* _EXERCISE DESCRIPTION_: Could you repeat the records shown below exactly as written?

* _EXERCISE MATERIALS_:
^^^^^^^^^^^^^^^^

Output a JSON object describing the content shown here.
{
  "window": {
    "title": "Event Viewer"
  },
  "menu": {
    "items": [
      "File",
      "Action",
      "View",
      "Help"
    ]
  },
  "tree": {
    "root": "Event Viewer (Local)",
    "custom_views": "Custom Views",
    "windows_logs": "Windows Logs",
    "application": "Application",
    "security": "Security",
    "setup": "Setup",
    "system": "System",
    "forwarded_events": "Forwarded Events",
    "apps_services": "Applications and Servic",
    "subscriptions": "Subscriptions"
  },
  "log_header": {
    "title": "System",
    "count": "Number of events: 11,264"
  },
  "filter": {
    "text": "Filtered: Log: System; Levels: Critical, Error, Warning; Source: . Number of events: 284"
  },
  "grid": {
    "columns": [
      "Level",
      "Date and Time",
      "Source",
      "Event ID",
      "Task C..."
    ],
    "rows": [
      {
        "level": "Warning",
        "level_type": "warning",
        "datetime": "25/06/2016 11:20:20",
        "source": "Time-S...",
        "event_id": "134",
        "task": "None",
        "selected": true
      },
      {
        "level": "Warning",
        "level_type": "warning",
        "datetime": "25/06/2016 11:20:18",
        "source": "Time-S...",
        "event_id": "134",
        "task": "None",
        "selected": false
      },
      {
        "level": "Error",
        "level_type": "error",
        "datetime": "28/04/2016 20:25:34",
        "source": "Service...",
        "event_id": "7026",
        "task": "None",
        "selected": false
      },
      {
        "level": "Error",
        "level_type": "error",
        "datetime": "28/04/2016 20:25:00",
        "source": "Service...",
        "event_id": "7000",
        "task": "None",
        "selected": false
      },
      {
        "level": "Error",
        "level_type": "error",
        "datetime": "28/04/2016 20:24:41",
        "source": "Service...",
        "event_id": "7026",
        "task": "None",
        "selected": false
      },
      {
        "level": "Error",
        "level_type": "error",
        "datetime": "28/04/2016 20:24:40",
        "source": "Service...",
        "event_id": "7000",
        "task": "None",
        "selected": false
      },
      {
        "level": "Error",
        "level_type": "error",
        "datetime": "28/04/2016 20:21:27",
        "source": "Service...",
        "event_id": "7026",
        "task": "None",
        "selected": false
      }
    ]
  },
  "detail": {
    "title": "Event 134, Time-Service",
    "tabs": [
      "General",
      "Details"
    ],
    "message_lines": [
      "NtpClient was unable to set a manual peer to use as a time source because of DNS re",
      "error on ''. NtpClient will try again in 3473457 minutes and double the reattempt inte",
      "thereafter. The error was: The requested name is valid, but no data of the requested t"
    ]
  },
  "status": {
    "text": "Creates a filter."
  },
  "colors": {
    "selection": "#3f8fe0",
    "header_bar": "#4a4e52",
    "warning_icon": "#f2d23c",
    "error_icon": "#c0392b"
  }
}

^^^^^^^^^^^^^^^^

* _RESULT BELOW_:
Output a JSON object describing the content shown here.
{
  "window": {
    "title": "Event Viewer"
  },
  "menu": {
    "items": [
      "File",
      "Action",
      "View",
      "Help"
    ]
  },
  "tree": {
    "root": "Event Viewer (Local)",
    "custom_views": "Custom Views",
    "windows_logs": "Windows Logs",
    "application": "Application",
    "security": "Security",
    "setup": "Setup",
    "system": "System",
    "forwarded_events": "Forwarded Events",
    "apps_services": "Applications and Servic",
    "subscriptions": "Subscriptions"
  },
  "log_header": {
    "title": "System",
    "count": "Number of events: 11,264"
  },
  "filter": {
    "text": "Filtered: Log: System; Levels: Critical, Error, Warning; Source: . Number of events: 284"
  },
  "grid": {
    "columns": [
      "Level",
      "Date and Time",
      "Source",
      "Event ID",
      "Task C..."
    ],
    "rows": [
      {
        "level": "Warning",
        "level_type": "warning",
        "datetime": "25/06/2016 11:20:20",
        "source": "Time-S...",
        "event_id": "134",
        "task": "None",
        "selected": true
      },
      {
        "level": "Warning",
        "level_type": "warning",
        "datetime": "25/06/2016 11:20:18",
        "source": "Time-S...",
        "event_id": "134",
        "task": "None",
        "selected": false
      },
      {
        "level": "Error",
        "level_type": "error",
        "datetime": "28/04/2016 20:25:34",
        "source": "Service...",
        "event_id": "7026",
        "task": "None",
        "selected": false
      },
      {
        "level": "Error",
        "level_type": "error",
        "datetime": "28/04/2016 20:25:00",
        "source": "Service...",
        "event_id": "7000",
        "task": "None",
        "selected": false
      },
      {
        "level": "Error",
        "level_type": "error",
        "datetime": "28/04/2016 20:24:41",
        "source": "Service...",
        "event_id": "7026",
        "task": "None",
        "selected": false
      },
      {
        "level": "Error",
        "level_type": "error",
        "datetime": "28/04/2016 20:24:40",
        "source": "Service...",
        "event_id": "7000",
        "task": "None",
        "selected": false
      },
      {
        "level": "Error",
        "level_type": "error",
        "datetime": "28/04/2016 20:21:27",
        "source": "Service...",
        "event_id": "7026",
        "task": "None",
        "selected": false
      }
    ]
  },
  "detail": {
    "title": "Event 134, Time-Service",
    "tabs": [
      "General",
      "Details"
    ],
    "message_lines": [
      "NtpClient was unable to set a manual peer to use as a time source because of DNS re",
      "error on ''. NtpClient will try again in 3473457 minutes and double the reattempt inte",
      "thereafter. The error was: The requested name is valid, but no data of the requested t"
    ]
  },
  "status": {
    "text": "Creates a filter."
  },
  "colors": {
    "selection": "#3f8fe0",
    "header_bar": "#4a4e52",
    "warning_icon": "#f2d23c",
    "error_icon": "#c0392b"
  }
}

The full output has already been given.